Today I read an article on LinkedIn
‘Identification’ is to give an answer to the question of ‘Who is he/she?’, while ‘Authentication’ is to answer ‘Is he/she the person who he/she claims to be?’
This distinction for me is clear. Yet, based on this article, and personal observation, people do not appreciate the unique difference between these two words.
For those who remember the film War Games, the two young adults were able to access the game simply by learning tidbits about the author of the program. “Joshua” is the critical fact our young hackers unveiled. This single word was both the identifier and the password. A simplistic form of Identification which some may confuse with Authentication.
Our driver’s license number, credit card numbers, passport number, social security number, employee number, email address or other aliases; are identifiers. These values are and should have remained, simple means of linking someone to the person who initially registered on a web site.
We then link these identifiers to a means of Authentication, an Authenticator. We then use the authenticator combined with the identifier to assure Identification. The recent NIST 800-63 standard defines the strength of an Authenticator. The simple reality the authenticator can be a combination of things you know, things you have, and things you are. Combining these factors create different strengths of Authentication.
Back in the day, a password, if properly constructed, was a very strong means of authentication. Unfortunately remembering numerous and unique passwords is unmanageable.
One of the issues we face is how so many entities, companies, and other enterprises have taken the identifier and allowed it to also become a means of Identification, a secret.

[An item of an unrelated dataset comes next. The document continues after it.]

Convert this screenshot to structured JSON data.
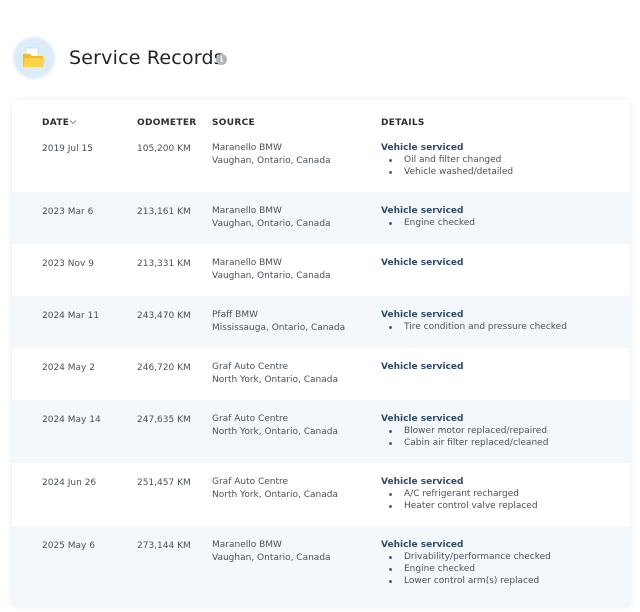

As soon as a simple number or string of letters designed as public information, to be shared with others; became a means of Identification we created an untenable situation.